The Hawkfish – Genus Cirrhitichthys

Falco’s HawkfishThe genus Cirrhitichthys is the largest group of hawkfish represented by 8 different species. The name Cirrhitichthys comes from the Latin “cirrhi”, or “cirri”, meaning filament or fringe, and “ichthys” which simply means fish. As their name suggests, the fish in this genus are distinguished from other hawkfish by the filamentous tufts on the end of their dorsal spines.

Cirrhitichthys, like all other hawkfish, are protogynous hermaphrodites. That means all hawkfish are born as females, but rely on environmental triggers to incite one female to become a dominant male. They are typically found perching high up on corals, watching below for small crabs and shrimp which they swoop in to eat, much like a predatory hawk. The fish prop themselves up with their large, skinless pectoral fins. Because these fins are skinless, they do not feel the sting of the corals they perch upon, so a coral colony can offer protection to these smaller fish.  Hawkfish are generally quite active during the day, hopping from one perch to another in search of food. They are generally hardy and disease free. They should be offered meaty foods such as mysis shrimp and squid, but their greedy nature will lead them to snatch up pellets, flakes and pretty much anything else you offer. Just like any fish, variation in their diet and vitamin supplements will help to maintain health and coloration. Read More »

Aquascaping – Proper Techniques for Planting Aquatic Plants

Amazon SwordLive plants are to the freshwater aquarist what live corals are to the saltwater reef aquarist. They add a natural look to the tank, can benefit the water quality and other livestock and can be a challenge to maintain and “aqua-scape” into just the right look for the aquarium. Just as corals need to be placed in the right area of the aquarium and secured correctly so they can remain healthy and thriving, so also do plants need to be planted correctly and appropriately. Knowing how to best plant different types of live plants that you may have will help them thrive. Keep in mind however that these are general guidelines. Some plants prefer larger or smaller substrates or may have special considerations for their species.

Bunched Plants

Bunched plants are popular and common. Though their appearance, care and requirements vary, “bunched plants” are all sold as bundled individual stem cuttings held together with a metal plant anchor or rubber band.  These plants generally root within a week or two and the growing tips can be pruned and replanted to make new plants. Some bunched plants like hornwort an anacharis, can be left floating on the water’s surface. You can plant each stem of a bunch individually by inserting the end into the substrate, or keep them in their bunches for a bushier look. The plant anchors or rubber bands can be removed once the plant is rooted in place. Read More »

Synodontis Catfish – African Companion Fish for Your Cichlid Aquarium

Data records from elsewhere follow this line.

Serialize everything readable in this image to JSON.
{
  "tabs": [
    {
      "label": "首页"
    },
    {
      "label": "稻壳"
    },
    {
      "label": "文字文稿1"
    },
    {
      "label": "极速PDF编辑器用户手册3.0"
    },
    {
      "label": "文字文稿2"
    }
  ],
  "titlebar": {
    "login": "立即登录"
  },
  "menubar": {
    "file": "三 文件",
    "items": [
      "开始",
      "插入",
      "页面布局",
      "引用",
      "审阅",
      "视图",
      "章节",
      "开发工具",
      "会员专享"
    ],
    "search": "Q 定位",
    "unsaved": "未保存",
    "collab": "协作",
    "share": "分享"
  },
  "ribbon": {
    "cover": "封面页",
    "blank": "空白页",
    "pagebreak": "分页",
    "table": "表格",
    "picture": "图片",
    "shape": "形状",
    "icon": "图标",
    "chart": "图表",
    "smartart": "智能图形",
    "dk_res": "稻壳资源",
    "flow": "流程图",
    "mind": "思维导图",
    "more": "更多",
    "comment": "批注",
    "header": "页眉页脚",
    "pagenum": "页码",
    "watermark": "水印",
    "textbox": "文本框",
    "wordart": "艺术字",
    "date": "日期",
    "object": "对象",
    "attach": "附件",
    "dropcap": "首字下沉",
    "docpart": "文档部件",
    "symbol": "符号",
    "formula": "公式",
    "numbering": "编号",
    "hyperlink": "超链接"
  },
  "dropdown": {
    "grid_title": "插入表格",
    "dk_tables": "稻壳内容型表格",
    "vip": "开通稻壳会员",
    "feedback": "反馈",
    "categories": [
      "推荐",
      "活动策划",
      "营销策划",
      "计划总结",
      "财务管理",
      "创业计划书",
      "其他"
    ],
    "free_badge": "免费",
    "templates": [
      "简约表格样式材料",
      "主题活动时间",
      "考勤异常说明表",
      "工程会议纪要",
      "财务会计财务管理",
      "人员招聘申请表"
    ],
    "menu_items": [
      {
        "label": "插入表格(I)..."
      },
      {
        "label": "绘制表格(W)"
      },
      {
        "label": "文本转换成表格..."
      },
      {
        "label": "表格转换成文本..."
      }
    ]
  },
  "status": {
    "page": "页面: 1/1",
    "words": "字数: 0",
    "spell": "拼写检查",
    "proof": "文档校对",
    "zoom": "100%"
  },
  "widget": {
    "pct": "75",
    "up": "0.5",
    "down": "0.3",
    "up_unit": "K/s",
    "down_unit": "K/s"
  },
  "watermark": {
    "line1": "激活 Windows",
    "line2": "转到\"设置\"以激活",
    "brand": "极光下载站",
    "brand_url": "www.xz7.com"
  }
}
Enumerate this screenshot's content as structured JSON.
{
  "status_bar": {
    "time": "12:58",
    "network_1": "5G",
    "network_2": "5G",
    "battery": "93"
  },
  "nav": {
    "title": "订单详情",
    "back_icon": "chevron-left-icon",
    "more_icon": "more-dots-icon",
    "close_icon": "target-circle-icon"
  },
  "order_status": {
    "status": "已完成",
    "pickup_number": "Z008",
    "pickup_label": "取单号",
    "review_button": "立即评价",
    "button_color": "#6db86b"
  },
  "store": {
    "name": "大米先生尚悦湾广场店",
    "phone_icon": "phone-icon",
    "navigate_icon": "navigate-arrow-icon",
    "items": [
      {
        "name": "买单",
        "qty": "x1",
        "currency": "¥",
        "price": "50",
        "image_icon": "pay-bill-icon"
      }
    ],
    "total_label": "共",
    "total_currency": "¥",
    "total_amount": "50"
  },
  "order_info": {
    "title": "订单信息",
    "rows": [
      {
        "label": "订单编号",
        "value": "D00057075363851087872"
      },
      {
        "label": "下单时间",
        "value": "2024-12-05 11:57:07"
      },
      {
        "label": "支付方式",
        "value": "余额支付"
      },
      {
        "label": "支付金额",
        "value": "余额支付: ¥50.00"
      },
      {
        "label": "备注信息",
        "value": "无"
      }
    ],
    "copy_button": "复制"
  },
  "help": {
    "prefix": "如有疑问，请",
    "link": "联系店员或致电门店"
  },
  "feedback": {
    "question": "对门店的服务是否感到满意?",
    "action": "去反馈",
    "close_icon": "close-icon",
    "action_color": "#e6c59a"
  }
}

Synodontis eruptusIt isn’t hard to understand the appeal of Synodontis Catfish. I mean, what’s not to like? Besides the array of bold and attractive patterns they exhibit, they have interesting history and habits that drive many freshwater aquarists crazy. If you’re not familiar with this group of fish already, read on to find out why they’re one of the most popular in the aquarium trade.

Synodontis Cats originate from the continent of Africa from the sub-Saharan rivers and rift lakes. There are over 120 identified species, ranging in size from just a couple of inches to over a foot in length. They are robust in build with prevalent dorsal and pectoral fins as well as large adipose fins (between the dorsal and the tail). Large eyes and 3 sets of barbels (whiskers) are also distinguishing characteristics. Synodontis catfish are also scaleless.  Read More »

Mysterious Mantis Shrimp – A Look at Distinctive Anatomy for Species Identification

Peacock Mantis ShrimpNo matter the profession, everyone has favorite parts of their jobs. One of my favorite “duties” is identifying the livestock we get into our store. Although we used to only offer them as “assorted” individuals, we recently started identifying the Mantis Shrimp we get in whenever possible and they’ve become my new favorite subjects!

Mantis shrimp offer some of the most varied coloration of all the marine animals that enter the hobby. The same species can have a seemingly unlimited array of color schemes depending on where they were collected, gender, surrounding habitat, and a number of other factors. Knowing what to look at as the characteristic and consistent traits is key. Sometimes, especially when they are small, it can be difficult to inspect these aspects without getting closer to the shrimp than you may like or without examining a molt or dead shrimp. Many of the available references use rather technical anatomy terms that may not be easy to understand. Here are some terms that are helpful to know and parts of the shrimp that are helpful to look at when trying to identify a mantis shrimp: Read More »

LED Aquarium Lighting – Energy Efficient and Cost Effective

Ecoxotic Cannon LEDWhile LED lighting is still relatively new to aquariums, practical applications of new LED fixtures have shown the effectiveness of this technology for growing plants and corals. But what about cost? It’s common knowledge that LED’s use much less energy than metal halides or compact fluorescents, but did you ever consider their overall longevity and cost advantages they also offer? Well, let’s take a look at the numbers to see how popular lighting types stack up.

Consider this: Read More »